Most controllers are expected to shape and execute strategic initiatives, an evolution of the finance role that mirrors that of the CFO. Yet, few companies clearly define a path for controllers to take on greater responsibility, according to a report by Deloitte.
Ninety-two percent of North American controllership professionals say the CFO and the business are requesting the controllership function to play a more active role in shaping and executing strategic priorities. And 88% are confident that their controllership function has the skills and capabilities, according to a survey by Deloitte.
How exactly that strategic contribution occurs is something controllers and chief accounting officers are uncertain about, as illustrated by a question about vision. Just 24% say that their company's controller or chief accounting officer has a clearly defined and communicated vision that sets the future direction of the function.
Controllers seem to have approval to take on a more strategic role, but not all of them are seizing that opportunity.
"In the majority of cases, they have the license to deliver more [strategic value]," said Anthony Waelter, CPA, national managing partner of Deloitte's controllership services. "But on the other side, they have to be prepared to deliver that value."

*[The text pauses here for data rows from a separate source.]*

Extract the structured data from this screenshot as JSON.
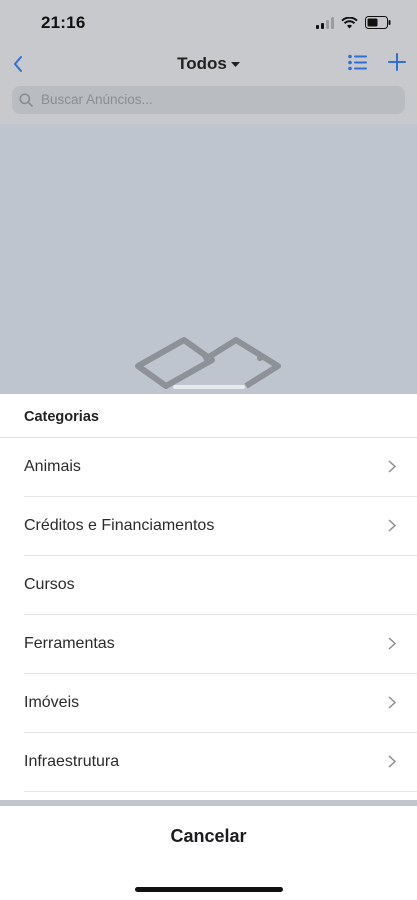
{
  "status_bar": {
    "time": "21:16"
  },
  "nav": {
    "title": "Todos"
  },
  "search": {
    "placeholder": "Buscar Anúncios..."
  },
  "sheet": {
    "header": "Categorias",
    "items": [
      {
        "label": "Animais",
        "has_chevron": true
      },
      {
        "label": "Créditos e Financiamentos",
        "has_chevron": true
      },
      {
        "label": "Cursos",
        "has_chevron": false
      },
      {
        "label": "Ferramentas",
        "has_chevron": true
      },
      {
        "label": "Imóveis",
        "has_chevron": true
      },
      {
        "label": "Infraestrutura",
        "has_chevron": true
      }
    ],
    "cancel_label": "Cancelar"
  },
  "colors": {
    "accent": "#2f6fd6",
    "overlay": "#c2c6cc"
  }
}
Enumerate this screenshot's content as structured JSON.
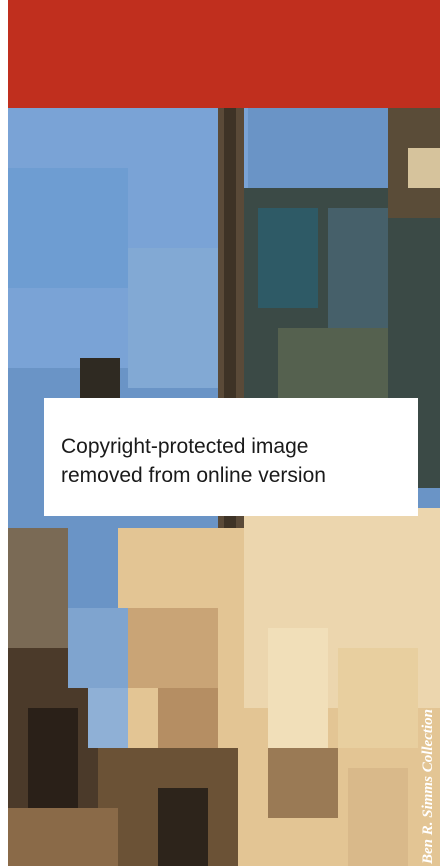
{
  "notice": {
    "line1": "Copyright-protected image",
    "line2": "removed from online version"
  },
  "photo_credit": "Ben R. Simms Collection",
  "colors": {
    "header_red": "#c02f1e",
    "sky_blue": "#6a94c6",
    "building_tan": "#e3c594",
    "dark_wood": "#4a3a2a"
  }
}
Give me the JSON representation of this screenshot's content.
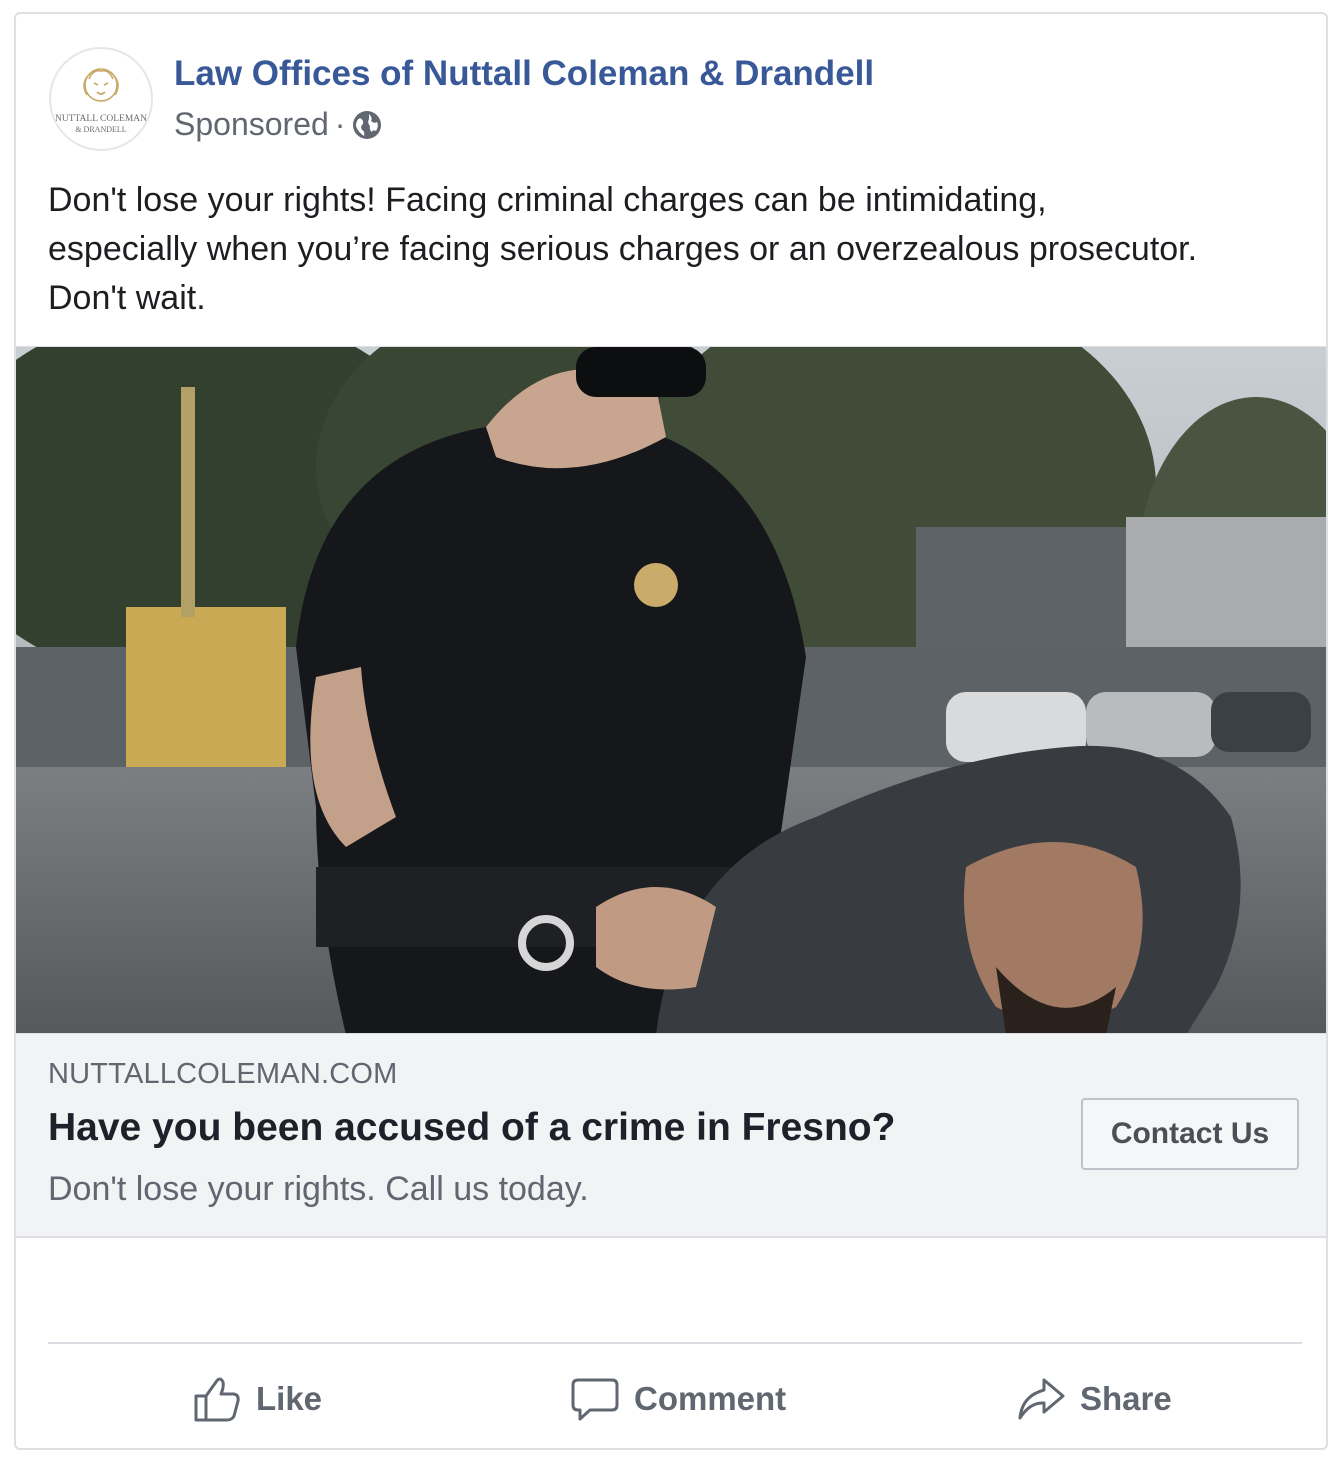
{
  "post": {
    "page_name": "Law Offices of Nuttall Coleman & Drandell",
    "sponsored_label": "Sponsored",
    "separator": "·",
    "avatar_logo_text": [
      "NUTTALL COLEMAN",
      "& DRANDELL"
    ],
    "text_lines": [
      "Don't lose your rights! Facing criminal charges can be intimidating,",
      "especially when you’re facing serious charges or an overzealous prosecutor.",
      "Don't wait."
    ]
  },
  "link_preview": {
    "domain": "NUTTALLCOLEMAN.COM",
    "headline": "Have you been accused of a crime in Fresno?",
    "description": "Don't lose your rights. Call us today.",
    "cta_label": "Contact Us"
  },
  "actions": {
    "like_label": "Like",
    "comment_label": "Comment",
    "share_label": "Share"
  },
  "icons": {
    "privacy": "globe-icon",
    "like": "thumbs-up-icon",
    "comment": "speech-bubble-icon",
    "share": "share-arrow-icon"
  },
  "colors": {
    "page_name": "#385898",
    "secondary_text": "#606770",
    "link_box_bg": "#f2f3f5",
    "border": "#dddfe2"
  }
}
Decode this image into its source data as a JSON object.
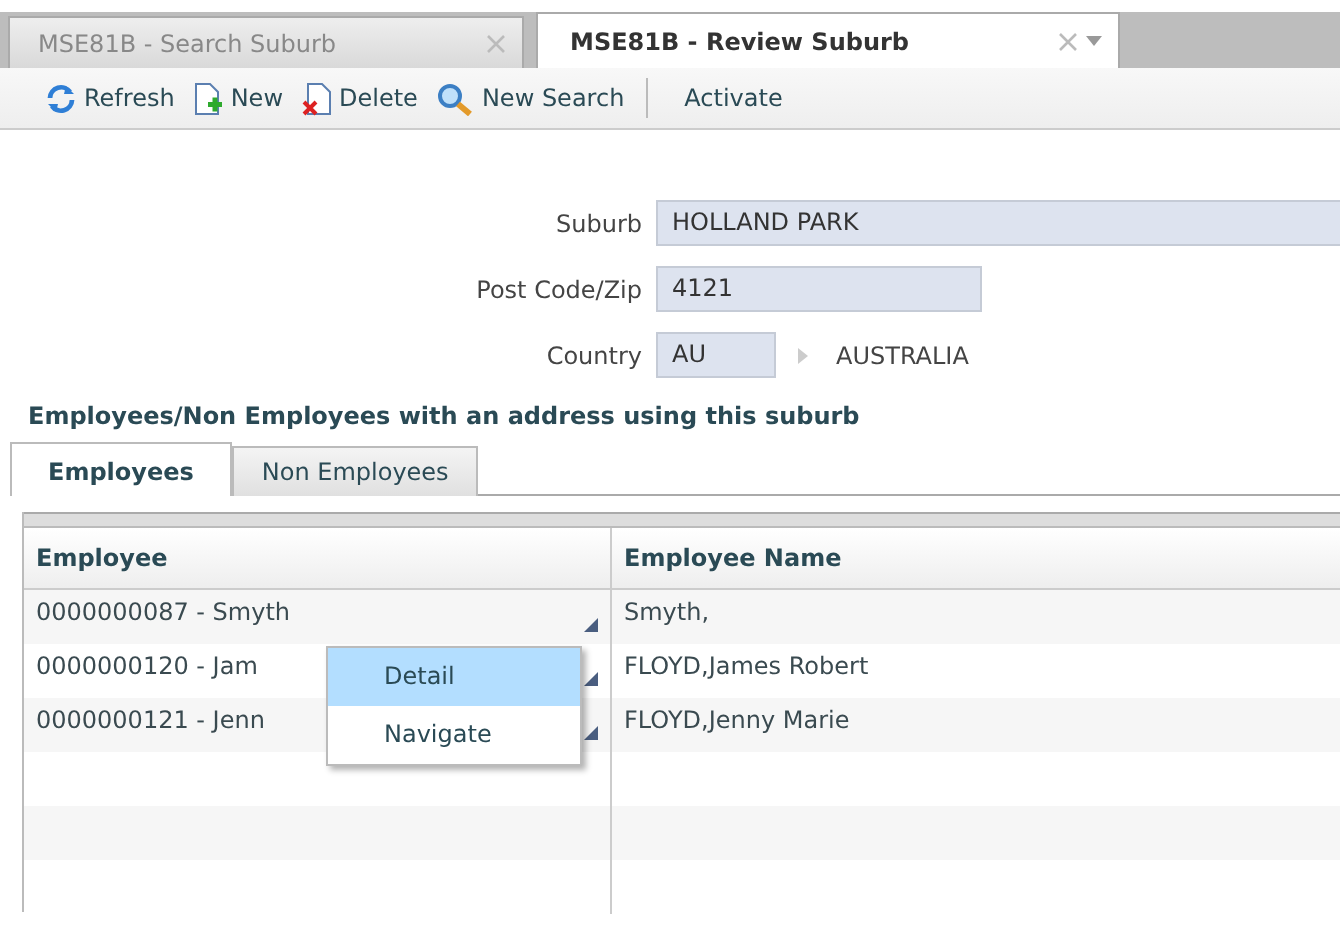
{
  "tabs": [
    {
      "label": "MSE81B - Search Suburb",
      "selected": false,
      "dropdown": false
    },
    {
      "label": "MSE81B - Review Suburb",
      "selected": true,
      "dropdown": true
    }
  ],
  "toolbar": [
    {
      "kind": "refresh",
      "label": "Refresh"
    },
    {
      "kind": "new",
      "label": "New"
    },
    {
      "kind": "delete",
      "label": "Delete"
    },
    {
      "kind": "search",
      "label": "New Search"
    },
    {
      "kind": "separator"
    },
    {
      "kind": "plain",
      "label": "Activate"
    }
  ],
  "form": {
    "suburb": {
      "label": "Suburb",
      "value": "HOLLAND PARK"
    },
    "postcode": {
      "label": "Post Code/Zip",
      "value": "4121"
    },
    "country": {
      "label": "Country",
      "value": "AU",
      "description": "AUSTRALIA"
    }
  },
  "section_title": "Employees/Non Employees with an address using this suburb",
  "subtabs": [
    {
      "label": "Employees",
      "selected": true
    },
    {
      "label": "Non Employees",
      "selected": false
    }
  ],
  "table": {
    "columns": [
      "Employee",
      "Employee Name"
    ],
    "rows": [
      [
        "0000000087 - Smyth",
        "Smyth,"
      ],
      [
        "0000000120 - Jam",
        "FLOYD,James Robert"
      ],
      [
        "0000000121 - Jenn",
        "FLOYD,Jenny Marie"
      ]
    ]
  },
  "context_menu": {
    "items": [
      {
        "label": "Detail",
        "selected": true
      },
      {
        "label": "Navigate",
        "selected": false
      }
    ]
  }
}
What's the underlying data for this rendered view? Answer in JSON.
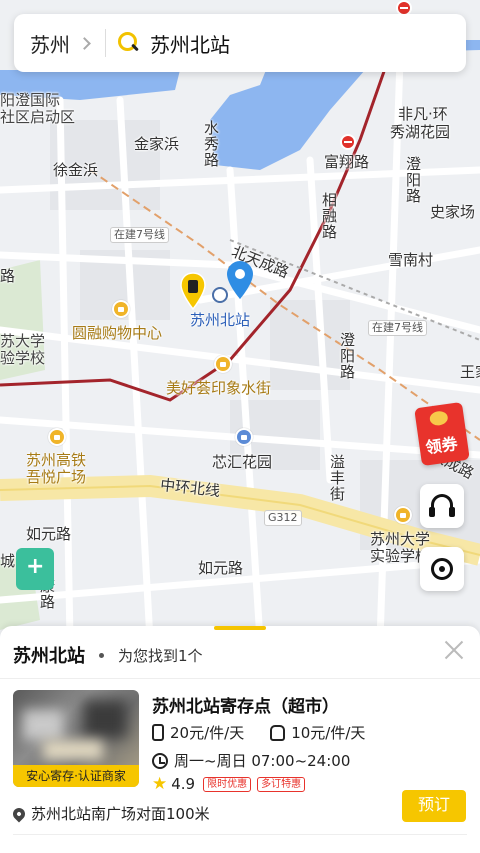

Nnamdi Etoh, CPA, the controller at Rock Springs Capital Management LP in Maryland, said that partnering with the business—for example, delivering data that can increase sales—creates far more for an organization than low-value, repeatable tasks that could be automated or outsourced. And while finance still must be a leader in compliance, Etoh said, supporting the business should be more of a focus than check-the-box activities.
"Telling the CEO that the tax returns were filed on time once again is not going to get you a pat on the back," Etoh said.